Although WBC is a huge motivator for this project, they aren’t named inside the box because these organizations want to stress equality and tolerance, moreso than a backlash against the famous hate group.
Davis Hammet, director of operations for Planting Peace, the organization that purchased and painted the rainbow house, says that the house itself was originally placed where it is because of the WBC, but that their organization stands for much more than that.
Planting Peace is worldwide and is responsible for deworming 14 million people, they own six orphanages including one for HIV positive children, they have planted 1 million fruit trees in Haiti and they have helped to preserve the Amazon Rainforest. The Equality House is the beginning of their K-12 anti-bullying program and the house is supposed to be a place for the community of Topeka.
“[Planting Peace] owns the house but this is a house that is kind of given to the community of Topeka,” said Hammet. “When we got here and we found so much peace and love and [so many] wonderful people here, we thought a rainbow house represents the community much better than the WBC.”
The K-12 anti-bullying program is a pilot that is being tested on the 501 School District. It was started here after the success of the Equality House and Hammet describes it as being the most comprehensive anti-bullying program ever.
“Within two years we hope Topeka to be the model for the rest of the nation,” said Hammet. “And then we’ll start expanding from here. We are going to try to make  the safest school district in the nation.”
The organization’s founder wanted to promote something that had to do with lowering teen suicide rates in the United States. Bullying is a huge factor in teen suicide.
“We wanted to correlate [the house] with [the fact that] teen suicide rates in the United States are ridiculously high and most of it is because these teens get bullied,” said Hammet. “And their bullying makes them feel less. With the house we wanted to send out a really positive message about how weak hate really is.”
The Paint Equality Project is just one of the many things the house is involved in currently. Soon, they will have their own Little Free Library, painted just like the house with books specifically about empowerment and equality.
“As a young conservative-raised Christian I really appreciate the Equality House,” said O’Callaghan. “It is a great silent way of showing that the WBC does not represent all people in Topeka. As a Christian and LGBTQ rights supporter I am very frustrated with the image of Christians the WBC portrays.”
For more information and to keep up with all they are involved in, visit Planting Peace’s website plantingpeace.org and the Equality House’s page, equalityhouse.org.

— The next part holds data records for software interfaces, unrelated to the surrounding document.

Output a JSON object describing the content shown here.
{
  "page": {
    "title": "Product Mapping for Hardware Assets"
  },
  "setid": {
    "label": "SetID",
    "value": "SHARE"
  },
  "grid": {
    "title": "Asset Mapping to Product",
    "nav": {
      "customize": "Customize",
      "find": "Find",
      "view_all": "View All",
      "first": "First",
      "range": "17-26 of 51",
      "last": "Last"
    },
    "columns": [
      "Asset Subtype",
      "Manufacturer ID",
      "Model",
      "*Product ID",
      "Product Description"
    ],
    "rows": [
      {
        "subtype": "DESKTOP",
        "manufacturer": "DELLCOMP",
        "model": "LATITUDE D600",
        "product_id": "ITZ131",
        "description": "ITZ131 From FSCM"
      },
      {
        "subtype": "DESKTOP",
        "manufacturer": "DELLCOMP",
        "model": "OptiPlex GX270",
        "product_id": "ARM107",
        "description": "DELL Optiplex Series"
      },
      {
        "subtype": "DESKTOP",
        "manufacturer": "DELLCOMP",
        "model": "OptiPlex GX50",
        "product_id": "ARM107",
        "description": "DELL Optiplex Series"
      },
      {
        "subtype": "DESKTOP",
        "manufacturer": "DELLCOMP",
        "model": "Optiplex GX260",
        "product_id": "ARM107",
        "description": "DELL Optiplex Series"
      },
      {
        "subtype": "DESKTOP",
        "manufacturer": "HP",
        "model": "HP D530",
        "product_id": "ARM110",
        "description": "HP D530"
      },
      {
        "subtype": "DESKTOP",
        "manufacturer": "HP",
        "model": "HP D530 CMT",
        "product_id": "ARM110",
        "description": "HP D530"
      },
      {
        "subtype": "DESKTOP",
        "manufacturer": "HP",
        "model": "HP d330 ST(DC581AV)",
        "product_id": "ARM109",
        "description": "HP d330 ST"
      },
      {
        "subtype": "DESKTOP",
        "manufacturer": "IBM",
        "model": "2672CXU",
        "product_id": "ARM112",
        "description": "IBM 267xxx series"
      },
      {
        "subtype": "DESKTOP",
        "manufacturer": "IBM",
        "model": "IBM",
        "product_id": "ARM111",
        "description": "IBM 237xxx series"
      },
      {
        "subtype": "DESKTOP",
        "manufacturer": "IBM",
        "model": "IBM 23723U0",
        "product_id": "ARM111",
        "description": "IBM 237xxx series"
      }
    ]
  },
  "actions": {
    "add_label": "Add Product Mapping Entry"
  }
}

For more information on ArtsConnect in Topeka, visit artsconnecttopeka.org/. They all have Facebook pages, too. Just search for them and “like” their pages.